==== Exercise materials

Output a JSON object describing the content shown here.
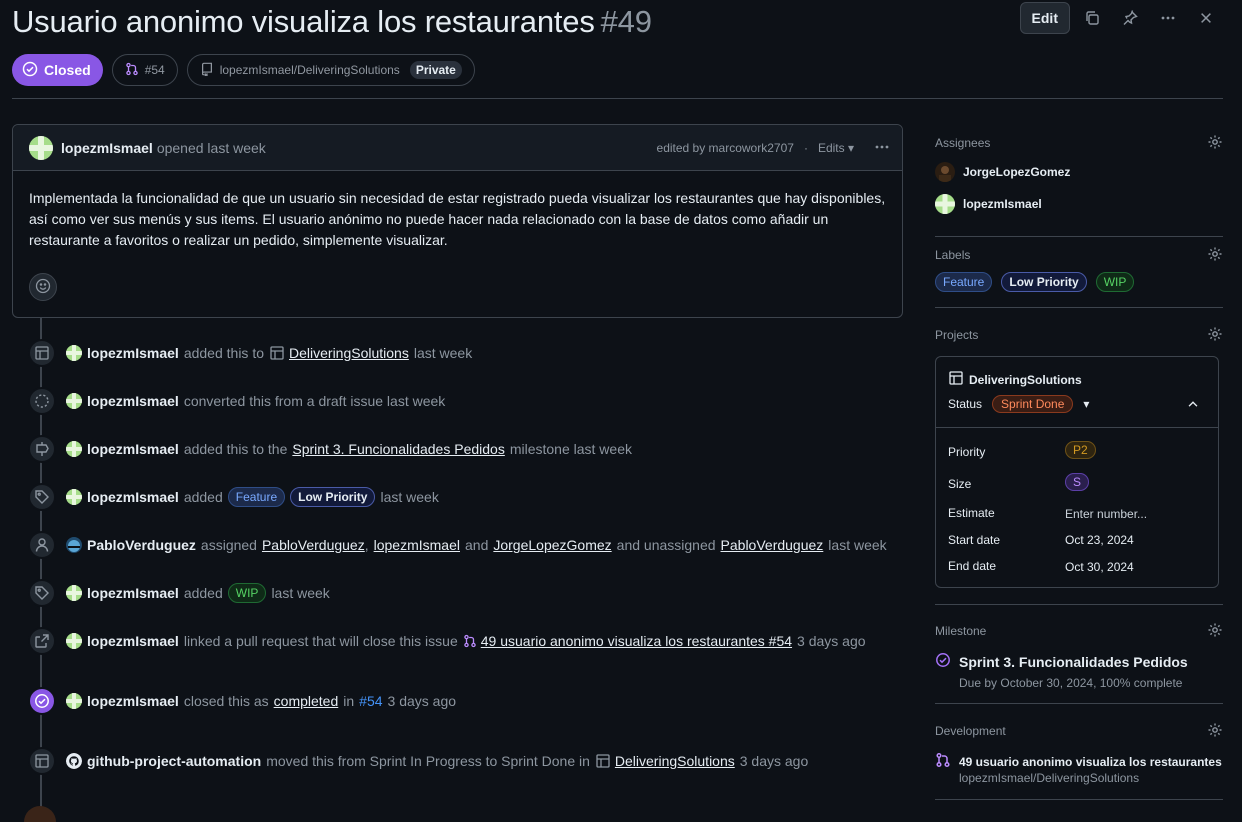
{
  "header": {
    "title": "Usuario anonimo visualiza los restaurantes",
    "number": "#49",
    "edit_label": "Edit",
    "state": "Closed",
    "linked_pr": "#54",
    "repo": "lopezmIsmael/DeliveringSolutions",
    "visibility": "Private"
  },
  "comment": {
    "author": "lopezmIsmael",
    "timestamp": "opened last week",
    "edited_by": "edited by marcowork2707",
    "edits_label": "Edits",
    "body": "Implementada la funcionalidad de que un usuario sin necesidad de estar registrado pueda visualizar los restaurantes que hay disponibles, así como ver sus menús y sus items. El usuario anónimo no puede hacer nada relacionado con la base de datos como añadir un restaurante a favoritos o realizar un pedido, simplemente visualizar."
  },
  "timeline": [
    {
      "who": "lopezmIsmael",
      "a": "added this to",
      "link": "DeliveringSolutions",
      "b": "last week"
    },
    {
      "who": "lopezmIsmael",
      "a": "converted this from a draft issue last week"
    },
    {
      "who": "lopezmIsmael",
      "a": "added this to the",
      "link": "Sprint 3. Funcionalidades Pedidos",
      "b": "milestone last week"
    },
    {
      "who": "lopezmIsmael",
      "a": "added",
      "label1": "Feature",
      "label2": "Low Priority",
      "b": "last week"
    },
    {
      "who": "PabloVerduguez",
      "a": "assigned",
      "link1": "PabloVerduguez",
      "comma": ",",
      "link2": "lopezmIsmael",
      "and": "and",
      "link3": "JorgeLopezGomez",
      "b": "and unassigned",
      "link4": "PabloVerduguez",
      "c": "last week"
    },
    {
      "who": "lopezmIsmael",
      "a": "added",
      "label1": "WIP",
      "b": "last week"
    },
    {
      "who": "lopezmIsmael",
      "a": "linked a pull request that will close this issue",
      "link": "49 usuario anonimo visualiza los restaurantes #54",
      "b": "3 days ago"
    },
    {
      "who": "lopezmIsmael",
      "a": "closed this as",
      "link": "completed",
      "in": "in",
      "pr": "#54",
      "b": "3 days ago"
    },
    {
      "who": "github-project-automation",
      "a": "moved this from Sprint In Progress to Sprint Done in",
      "link": "DeliveringSolutions",
      "b": "3 days ago"
    }
  ],
  "sidebar": {
    "assignees_title": "Assignees",
    "assignees": [
      "JorgeLopezGomez",
      "lopezmIsmael"
    ],
    "labels_title": "Labels",
    "labels": [
      "Feature",
      "Low Priority",
      "WIP"
    ],
    "projects_title": "Projects",
    "project": {
      "name": "DeliveringSolutions",
      "status_key": "Status",
      "status": "Sprint Done",
      "fields": [
        {
          "key": "Priority",
          "value": "P2"
        },
        {
          "key": "Size",
          "value": "S"
        },
        {
          "key": "Estimate",
          "value": "Enter number..."
        },
        {
          "key": "Start date",
          "value": "Oct 23, 2024"
        },
        {
          "key": "End date",
          "value": "Oct 30, 2024"
        }
      ]
    },
    "milestone_title": "Milestone",
    "milestone": "Sprint 3. Funcionalidades Pedidos",
    "milestone_due": "Due by October 30, 2024, 100% complete",
    "development_title": "Development",
    "development_pr": "49 usuario anonimo visualiza los restaurantes",
    "development_repo": "lopezmIsmael/DeliveringSolutions"
  },
  "colors": {
    "background": "#0d1117",
    "closed_purple": "#8957e5",
    "link_blue": "#4493f8"
  }
}
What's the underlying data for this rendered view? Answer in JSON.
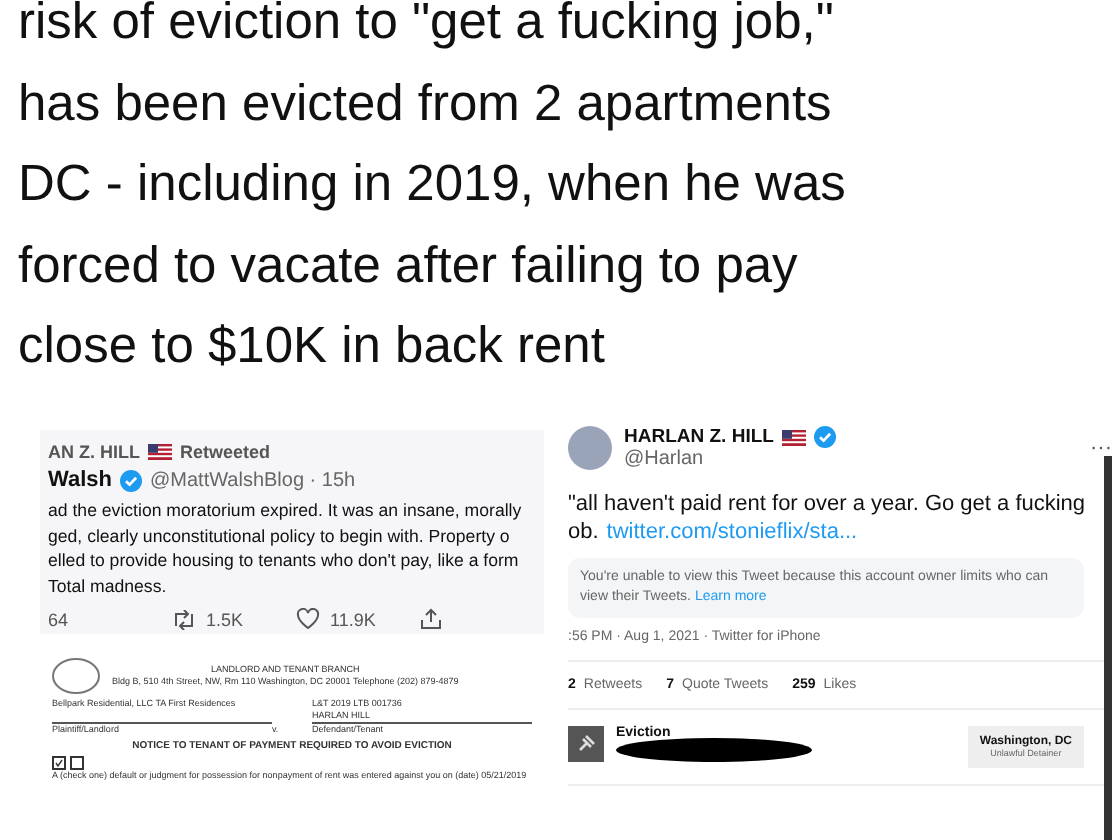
{
  "headline": {
    "lines": [
      "risk of eviction to \"get a fucking job,\"",
      "has been evicted from 2 apartments",
      "DC - including in 2019, when he was",
      "forced to vacate after failing to pay",
      "close to $10K in back rent"
    ]
  },
  "retweet": {
    "retweeter": "AN Z. HILL",
    "retweeted_label": "Retweeted",
    "author": "Walsh",
    "handle": "@MattWalshBlog · 15h",
    "lines": [
      "ad the eviction moratorium expired. It was an insane, morally",
      "ged, clearly unconstitutional policy to begin with. Property o",
      "elled to provide housing to tenants who don't pay, like a form",
      " Total madness."
    ],
    "actions": [
      {
        "kind": "reply",
        "count": "64"
      },
      {
        "kind": "retweet",
        "count": "1.5K"
      },
      {
        "kind": "like",
        "count": "11.9K"
      },
      {
        "kind": "share"
      }
    ]
  },
  "document": {
    "branch": "LANDLORD AND TENANT BRANCH",
    "address": "Bldg B, 510 4th Street, NW, Rm 110 Washington, DC 20001 Telephone (202) 879-4879",
    "plaintiff": "Bellpark Residential, LLC TA First Residences",
    "case_number": "L&T 2019 LTB 001736",
    "defendant": "HARLAN HILL",
    "plaintiff_role": "Plaintiff/Landlord",
    "versus": "v.",
    "defendant_role": "Defendant/Tenant",
    "notice_title": "NOTICE TO TENANT OF PAYMENT REQUIRED TO AVOID EVICTION",
    "default_checked": true,
    "judgment_checked": false,
    "notice_text": "A (check one) default or judgment for possession for nonpayment of rent was entered against you on (date) 05/21/2019"
  },
  "tweet": {
    "name": "HARLAN Z. HILL",
    "handle": "@Harlan",
    "more": "···",
    "text_lines": [
      "\"all haven't paid rent for over a year. Go get a fucking"
    ],
    "text_start": "ob.",
    "link": "twitter.com/stonieflix/sta...",
    "quoted_notice": "You're unable to view this Tweet because this account owner limits who can view their Tweets.",
    "learn_more": "Learn more",
    "timestamp": ":56 PM · Aug 1, 2021 · Twitter for iPhone",
    "stats": [
      {
        "count": "2",
        "label": "Retweets"
      },
      {
        "count": "7",
        "label": "Quote Tweets"
      },
      {
        "count": "259",
        "label": "Likes"
      }
    ],
    "card": {
      "title": "Eviction",
      "location": "Washington, DC",
      "case_type": "Unlawful Detainer"
    }
  }
}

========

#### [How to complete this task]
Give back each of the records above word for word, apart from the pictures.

#### [Solution to this problem]
Output a JSON object describing the content shown here.
{
  "header": {
    "title": "Usuario anonimo visualiza los restaurantes",
    "number": "#49",
    "edit_label": "Edit",
    "state": "Closed",
    "linked_pr": "#54",
    "repo": "lopezmIsmael/DeliveringSolutions",
    "visibility": "Private"
  },
  "comment": {
    "author": "lopezmIsmael",
    "timestamp": "opened last week",
    "edited_by": "edited by marcowork2707",
    "edits_label": "Edits",
    "body": "Implementada la funcionalidad de que un usuario sin necesidad de estar registrado pueda visualizar los restaurantes que hay disponibles, así como ver sus menús y sus items. El usuario anónimo no puede hacer nada relacionado con la base de datos como añadir un restaurante a favoritos o realizar un pedido, simplemente visualizar."
  },
  "timeline": [
    {
      "who": "lopezmIsmael",
      "a": "added this to",
      "link": "DeliveringSolutions",
      "b": "last week"
    },
    {
      "who": "lopezmIsmael",
      "a": "converted this from a draft issue last week"
    },
    {
      "who": "lopezmIsmael",
      "a": "added this to the",
      "link": "Sprint 3. Funcionalidades Pedidos",
      "b": "milestone last week"
    },
    {
      "who": "lopezmIsmael",
      "a": "added",
      "label1": "Feature",
      "label2": "Low Priority",
      "b": "last week"
    },
    {
      "who": "PabloVerduguez",
      "a": "assigned",
      "link1": "PabloVerduguez",
      "comma": ",",
      "link2": "lopezmIsmael",
      "and": "and",
      "link3": "JorgeLopezGomez",
      "b": "and unassigned",
      "link4": "PabloVerduguez",
      "c": "last week"
    },
    {
      "who": "lopezmIsmael",
      "a": "added",
      "label1": "WIP",
      "b": "last week"
    },
    {
      "who": "lopezmIsmael",
      "a": "linked a pull request that will close this issue",
      "link": "49 usuario anonimo visualiza los restaurantes #54",
      "b": "3 days ago"
    },
    {
      "who": "lopezmIsmael",
      "a": "closed this as",
      "link": "completed",
      "in": "in",
      "pr": "#54",
      "b": "3 days ago"
    },
    {
      "who": "github-project-automation",
      "a": "moved this from Sprint In Progress to Sprint Done in",
      "link": "DeliveringSolutions",
      "b": "3 days ago"
    }
  ],
  "sidebar": {
    "assignees_title": "Assignees",
    "assignees": [
      "JorgeLopezGomez",
      "lopezmIsmael"
    ],
    "labels_title": "Labels",
    "labels": [
      "Feature",
      "Low Priority",
      "WIP"
    ],
    "projects_title": "Projects",
    "project": {
      "name": "DeliveringSolutions",
      "status_key": "Status",
      "status": "Sprint Done",
      "fields": [
        {
          "key": "Priority",
          "value": "P2"
        },
        {
          "key": "Size",
          "value": "S"
        },
        {
          "key": "Estimate",
          "value": "Enter number..."
        },
        {
          "key": "Start date",
          "value": "Oct 23, 2024"
        },
        {
          "key": "End date",
          "value": "Oct 30, 2024"
        }
      ]
    },
    "milestone_title": "Milestone",
    "milestone": "Sprint 3. Funcionalidades Pedidos",
    "milestone_due": "Due by October 30, 2024, 100% complete",
    "development_title": "Development",
    "development_pr": "49 usuario anonimo visualiza los restaurantes",
    "development_repo": "lopezmIsmael/DeliveringSolutions"
  },
  "colors": {
    "background": "#0d1117",
    "closed_purple": "#8957e5",
    "link_blue": "#4493f8"
  }
}
What's the underlying data for this rendered view? Answer in JSON.
{
  "headline": {
    "lines": [
      "risk of eviction to \"get a fucking job,\"",
      "has been evicted from 2 apartments",
      "DC - including in 2019, when he was",
      "forced to vacate after failing to pay",
      "close to $10K in back rent"
    ]
  },
  "retweet": {
    "retweeter": "AN Z. HILL",
    "retweeted_label": "Retweeted",
    "author": "Walsh",
    "handle": "@MattWalshBlog · 15h",
    "lines": [
      "ad the eviction moratorium expired. It was an insane, morally",
      "ged, clearly unconstitutional policy to begin with. Property o",
      "elled to provide housing to tenants who don't pay, like a form",
      " Total madness."
    ],
    "actions": [
      {
        "kind": "reply",
        "count": "64"
      },
      {
        "kind": "retweet",
        "count": "1.5K"
      },
      {
        "kind": "like",
        "count": "11.9K"
      },
      {
        "kind": "share"
      }
    ]
  },
  "document": {
    "branch": "LANDLORD AND TENANT BRANCH",
    "address": "Bldg B, 510 4th Street, NW, Rm 110 Washington, DC 20001 Telephone (202) 879-4879",
    "plaintiff": "Bellpark Residential, LLC TA First Residences",
    "case_number": "L&T 2019 LTB 001736",
    "defendant": "HARLAN HILL",
    "plaintiff_role": "Plaintiff/Landlord",
    "versus": "v.",
    "defendant_role": "Defendant/Tenant",
    "notice_title": "NOTICE TO TENANT OF PAYMENT REQUIRED TO AVOID EVICTION",
    "default_checked": true,
    "judgment_checked": false,
    "notice_text": "A (check one) default or judgment for possession for nonpayment of rent was entered against you on (date) 05/21/2019"
  },
  "tweet": {
    "name": "HARLAN Z. HILL",
    "handle": "@Harlan",
    "more": "···",
    "text_lines": [
      "\"all haven't paid rent for over a year. Go get a fucking"
    ],
    "text_start": "ob.",
    "link": "twitter.com/stonieflix/sta...",
    "quoted_notice": "You're unable to view this Tweet because this account owner limits who can view their Tweets.",
    "learn_more": "Learn more",
    "timestamp": ":56 PM · Aug 1, 2021 · Twitter for iPhone",
    "stats": [
      {
        "count": "2",
        "label": "Retweets"
      },
      {
        "count": "7",
        "label": "Quote Tweets"
      },
      {
        "count": "259",
        "label": "Likes"
      }
    ],
    "card": {
      "title": "Eviction",
      "location": "Washington, DC",
      "case_type": "Unlawful Detainer"
    }
  }
}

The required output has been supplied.